**DATA LISTING:**
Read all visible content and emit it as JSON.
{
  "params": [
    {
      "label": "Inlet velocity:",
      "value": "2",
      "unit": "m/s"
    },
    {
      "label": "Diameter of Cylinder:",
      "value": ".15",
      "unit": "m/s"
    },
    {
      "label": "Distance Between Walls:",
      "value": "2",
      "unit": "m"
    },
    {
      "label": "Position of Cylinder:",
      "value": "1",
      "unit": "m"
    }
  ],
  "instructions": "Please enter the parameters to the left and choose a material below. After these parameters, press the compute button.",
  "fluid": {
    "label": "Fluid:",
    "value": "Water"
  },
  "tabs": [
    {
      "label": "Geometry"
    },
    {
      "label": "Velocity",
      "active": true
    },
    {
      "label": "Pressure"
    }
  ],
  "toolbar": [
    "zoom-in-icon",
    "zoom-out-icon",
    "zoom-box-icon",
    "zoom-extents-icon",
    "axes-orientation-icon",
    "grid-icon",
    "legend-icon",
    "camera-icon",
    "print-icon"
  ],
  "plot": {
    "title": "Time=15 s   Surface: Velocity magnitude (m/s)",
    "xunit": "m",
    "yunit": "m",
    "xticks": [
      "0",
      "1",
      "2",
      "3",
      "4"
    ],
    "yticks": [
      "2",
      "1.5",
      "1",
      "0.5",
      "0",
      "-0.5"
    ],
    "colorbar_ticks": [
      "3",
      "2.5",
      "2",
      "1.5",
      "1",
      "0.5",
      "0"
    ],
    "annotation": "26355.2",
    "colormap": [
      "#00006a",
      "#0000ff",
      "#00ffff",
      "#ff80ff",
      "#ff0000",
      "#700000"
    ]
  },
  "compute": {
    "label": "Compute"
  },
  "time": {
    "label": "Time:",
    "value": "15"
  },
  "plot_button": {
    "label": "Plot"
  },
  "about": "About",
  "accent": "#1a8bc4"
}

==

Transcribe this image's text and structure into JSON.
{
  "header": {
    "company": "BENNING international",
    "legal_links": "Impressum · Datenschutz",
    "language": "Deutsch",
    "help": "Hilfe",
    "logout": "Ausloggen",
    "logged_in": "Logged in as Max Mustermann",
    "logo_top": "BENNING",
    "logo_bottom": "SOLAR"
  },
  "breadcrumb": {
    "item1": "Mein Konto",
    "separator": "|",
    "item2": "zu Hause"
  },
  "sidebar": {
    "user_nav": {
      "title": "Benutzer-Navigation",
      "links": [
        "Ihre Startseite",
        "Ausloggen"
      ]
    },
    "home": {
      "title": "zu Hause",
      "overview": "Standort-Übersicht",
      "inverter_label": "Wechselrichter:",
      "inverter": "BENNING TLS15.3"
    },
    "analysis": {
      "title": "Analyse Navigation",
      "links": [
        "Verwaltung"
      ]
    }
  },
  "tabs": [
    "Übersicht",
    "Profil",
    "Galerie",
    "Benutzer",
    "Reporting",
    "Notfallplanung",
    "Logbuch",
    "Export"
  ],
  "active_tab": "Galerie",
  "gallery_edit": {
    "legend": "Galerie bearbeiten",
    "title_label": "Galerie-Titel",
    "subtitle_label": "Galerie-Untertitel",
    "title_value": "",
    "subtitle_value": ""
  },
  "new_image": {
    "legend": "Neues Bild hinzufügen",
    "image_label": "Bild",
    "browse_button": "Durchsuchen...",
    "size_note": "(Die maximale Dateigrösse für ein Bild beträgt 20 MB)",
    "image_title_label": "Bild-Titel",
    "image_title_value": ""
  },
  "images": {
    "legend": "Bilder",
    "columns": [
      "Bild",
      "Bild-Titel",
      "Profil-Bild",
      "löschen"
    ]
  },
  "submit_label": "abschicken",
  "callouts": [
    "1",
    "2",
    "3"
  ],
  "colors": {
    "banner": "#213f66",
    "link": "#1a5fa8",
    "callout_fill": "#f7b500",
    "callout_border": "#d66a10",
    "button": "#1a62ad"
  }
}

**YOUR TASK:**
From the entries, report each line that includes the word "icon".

**ANSWER SPACE:**
    "zoom-in-icon",
    "zoom-out-icon",
    "zoom-box-icon",
    "zoom-extents-icon",
    "axes-orientation-icon",
    "grid-icon",
    "legend-icon",
    "camera-icon",
    "print-icon"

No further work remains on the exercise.